- [Exercise]: Return the complete listing exactly as it reads, with each picture removed.

··· Listed records ···

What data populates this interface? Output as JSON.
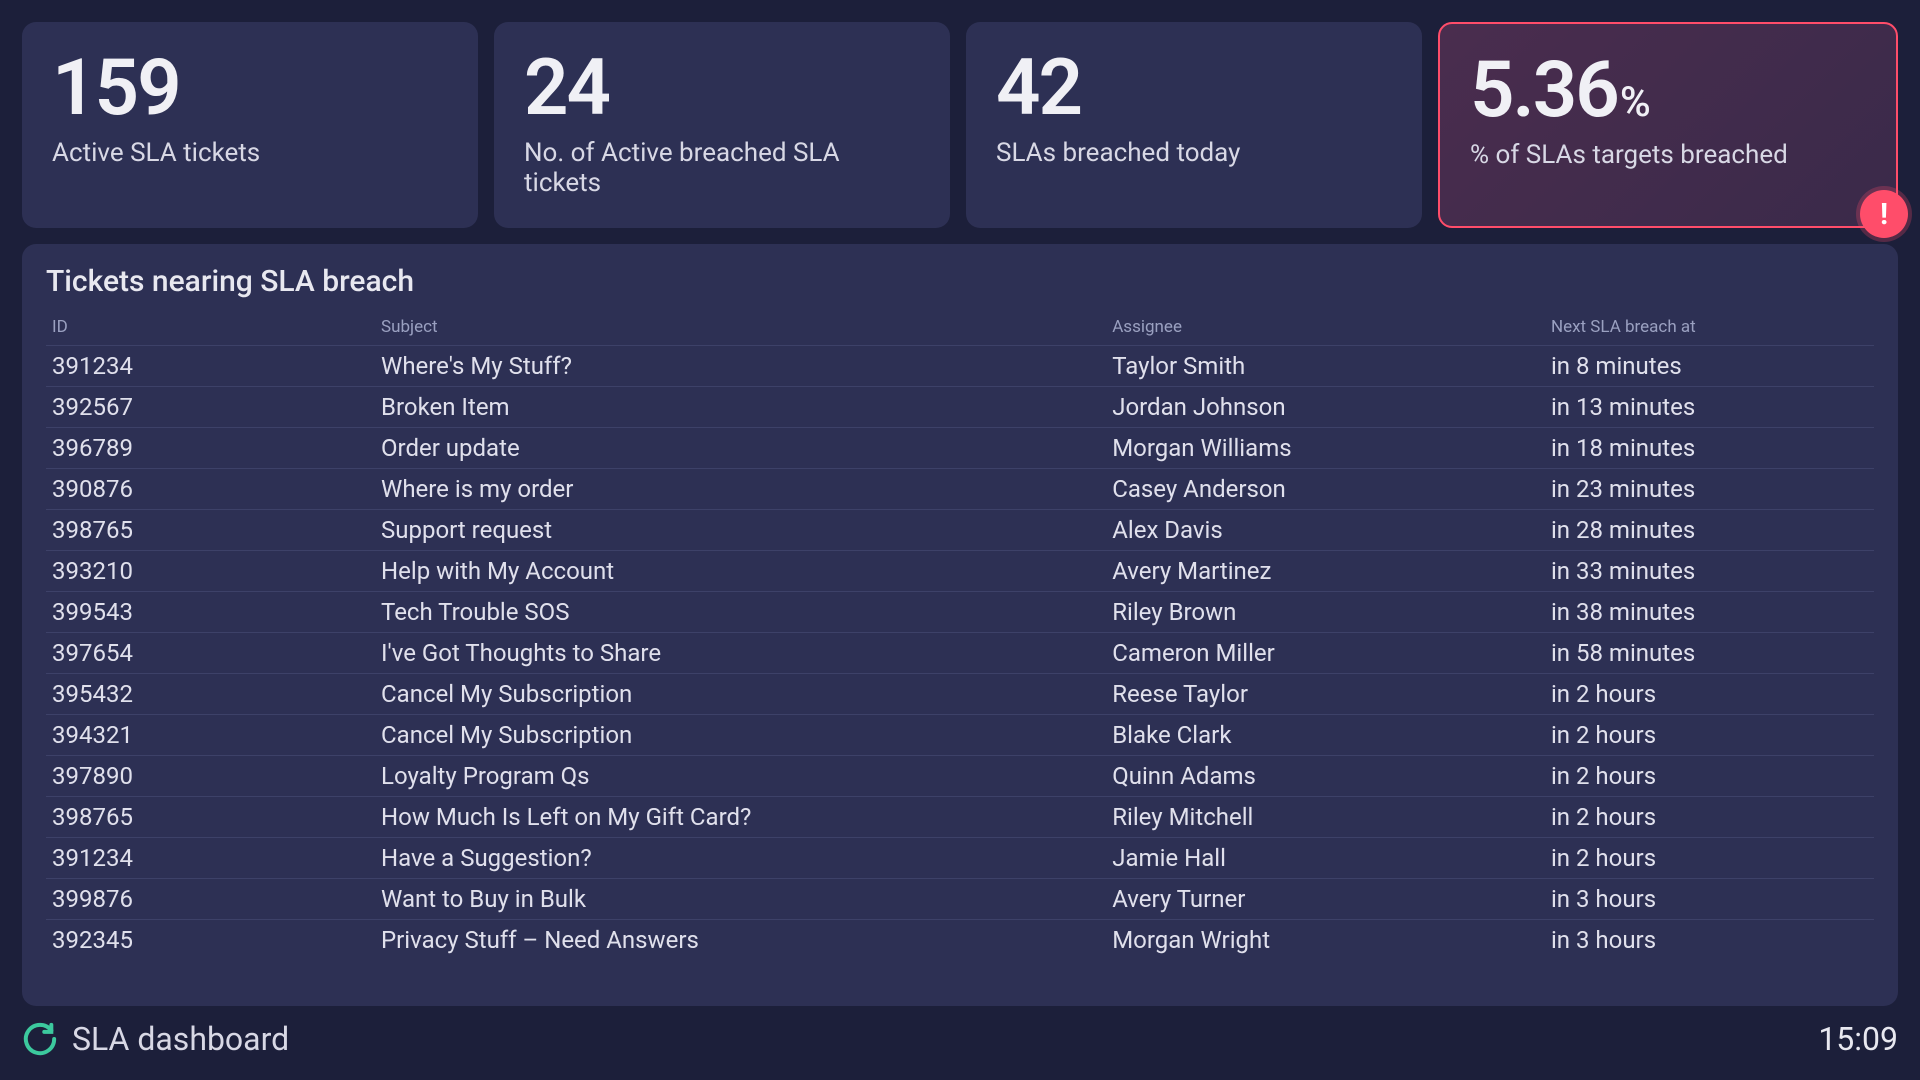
{
  "cards": [
    {
      "value": "159",
      "unit": "",
      "label": "Active SLA tickets",
      "alert": false
    },
    {
      "value": "24",
      "unit": "",
      "label": "No. of Active breached SLA tickets",
      "alert": false
    },
    {
      "value": "42",
      "unit": "",
      "label": "SLAs breached today",
      "alert": false
    },
    {
      "value": "5.36",
      "unit": "%",
      "label": "% of SLAs targets breached",
      "alert": true
    }
  ],
  "table": {
    "title": "Tickets nearing SLA breach",
    "columns": [
      "ID",
      "Subject",
      "Assignee",
      "Next SLA breach at"
    ],
    "rows": [
      {
        "id": "391234",
        "subject": "Where's My Stuff?",
        "assignee": "Taylor Smith",
        "breach": "in 8 minutes"
      },
      {
        "id": "392567",
        "subject": "Broken Item",
        "assignee": "Jordan Johnson",
        "breach": "in 13 minutes"
      },
      {
        "id": "396789",
        "subject": "Order update",
        "assignee": "Morgan Williams",
        "breach": "in 18 minutes"
      },
      {
        "id": "390876",
        "subject": "Where is my order",
        "assignee": "Casey Anderson",
        "breach": "in 23 minutes"
      },
      {
        "id": "398765",
        "subject": "Support request",
        "assignee": "Alex Davis",
        "breach": "in 28 minutes"
      },
      {
        "id": "393210",
        "subject": "Help with My Account",
        "assignee": "Avery Martinez",
        "breach": "in 33 minutes"
      },
      {
        "id": "399543",
        "subject": "Tech Trouble SOS",
        "assignee": "Riley Brown",
        "breach": "in 38 minutes"
      },
      {
        "id": "397654",
        "subject": "I've Got Thoughts to Share",
        "assignee": "Cameron Miller",
        "breach": "in 58 minutes"
      },
      {
        "id": "395432",
        "subject": "Cancel My Subscription",
        "assignee": "Reese Taylor",
        "breach": "in 2 hours"
      },
      {
        "id": "394321",
        "subject": "Cancel My Subscription",
        "assignee": "Blake Clark",
        "breach": "in 2 hours"
      },
      {
        "id": "397890",
        "subject": "Loyalty Program Qs",
        "assignee": "Quinn Adams",
        "breach": "in 2 hours"
      },
      {
        "id": "398765",
        "subject": "How Much Is Left on My Gift Card?",
        "assignee": "Riley Mitchell",
        "breach": "in 2 hours"
      },
      {
        "id": "391234",
        "subject": "Have a Suggestion?",
        "assignee": "Jamie Hall",
        "breach": "in 2 hours"
      },
      {
        "id": "399876",
        "subject": "Want to Buy in Bulk",
        "assignee": "Avery Turner",
        "breach": "in 3 hours"
      },
      {
        "id": "392345",
        "subject": "Privacy Stuff – Need Answers",
        "assignee": "Morgan Wright",
        "breach": "in 3 hours"
      }
    ]
  },
  "footer": {
    "title": "SLA dashboard",
    "time": "15:09"
  },
  "colors": {
    "bg": "#1c1f3a",
    "card": "#2d3054",
    "alert_border": "#ff4d6a",
    "accent": "#3cc99e"
  }
}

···

- [Written solution]:
What data populates this interface? Output as JSON.
{
  "cards": [
    {
      "value": "159",
      "unit": "",
      "label": "Active SLA tickets",
      "alert": false
    },
    {
      "value": "24",
      "unit": "",
      "label": "No. of Active breached SLA tickets",
      "alert": false
    },
    {
      "value": "42",
      "unit": "",
      "label": "SLAs breached today",
      "alert": false
    },
    {
      "value": "5.36",
      "unit": "%",
      "label": "% of SLAs targets breached",
      "alert": true
    }
  ],
  "table": {
    "title": "Tickets nearing SLA breach",
    "columns": [
      "ID",
      "Subject",
      "Assignee",
      "Next SLA breach at"
    ],
    "rows": [
      {
        "id": "391234",
        "subject": "Where's My Stuff?",
        "assignee": "Taylor Smith",
        "breach": "in 8 minutes"
      },
      {
        "id": "392567",
        "subject": "Broken Item",
        "assignee": "Jordan Johnson",
        "breach": "in 13 minutes"
      },
      {
        "id": "396789",
        "subject": "Order update",
        "assignee": "Morgan Williams",
        "breach": "in 18 minutes"
      },
      {
        "id": "390876",
        "subject": "Where is my order",
        "assignee": "Casey Anderson",
        "breach": "in 23 minutes"
      },
      {
        "id": "398765",
        "subject": "Support request",
        "assignee": "Alex Davis",
        "breach": "in 28 minutes"
      },
      {
        "id": "393210",
        "subject": "Help with My Account",
        "assignee": "Avery Martinez",
        "breach": "in 33 minutes"
      },
      {
        "id": "399543",
        "subject": "Tech Trouble SOS",
        "assignee": "Riley Brown",
        "breach": "in 38 minutes"
      },
      {
        "id": "397654",
        "subject": "I've Got Thoughts to Share",
        "assignee": "Cameron Miller",
        "breach": "in 58 minutes"
      },
      {
        "id": "395432",
        "subject": "Cancel My Subscription",
        "assignee": "Reese Taylor",
        "breach": "in 2 hours"
      },
      {
        "id": "394321",
        "subject": "Cancel My Subscription",
        "assignee": "Blake Clark",
        "breach": "in 2 hours"
      },
      {
        "id": "397890",
        "subject": "Loyalty Program Qs",
        "assignee": "Quinn Adams",
        "breach": "in 2 hours"
      },
      {
        "id": "398765",
        "subject": "How Much Is Left on My Gift Card?",
        "assignee": "Riley Mitchell",
        "breach": "in 2 hours"
      },
      {
        "id": "391234",
        "subject": "Have a Suggestion?",
        "assignee": "Jamie Hall",
        "breach": "in 2 hours"
      },
      {
        "id": "399876",
        "subject": "Want to Buy in Bulk",
        "assignee": "Avery Turner",
        "breach": "in 3 hours"
      },
      {
        "id": "392345",
        "subject": "Privacy Stuff – Need Answers",
        "assignee": "Morgan Wright",
        "breach": "in 3 hours"
      }
    ]
  },
  "footer": {
    "title": "SLA dashboard",
    "time": "15:09"
  },
  "colors": {
    "bg": "#1c1f3a",
    "card": "#2d3054",
    "alert_border": "#ff4d6a",
    "accent": "#3cc99e"
  }
}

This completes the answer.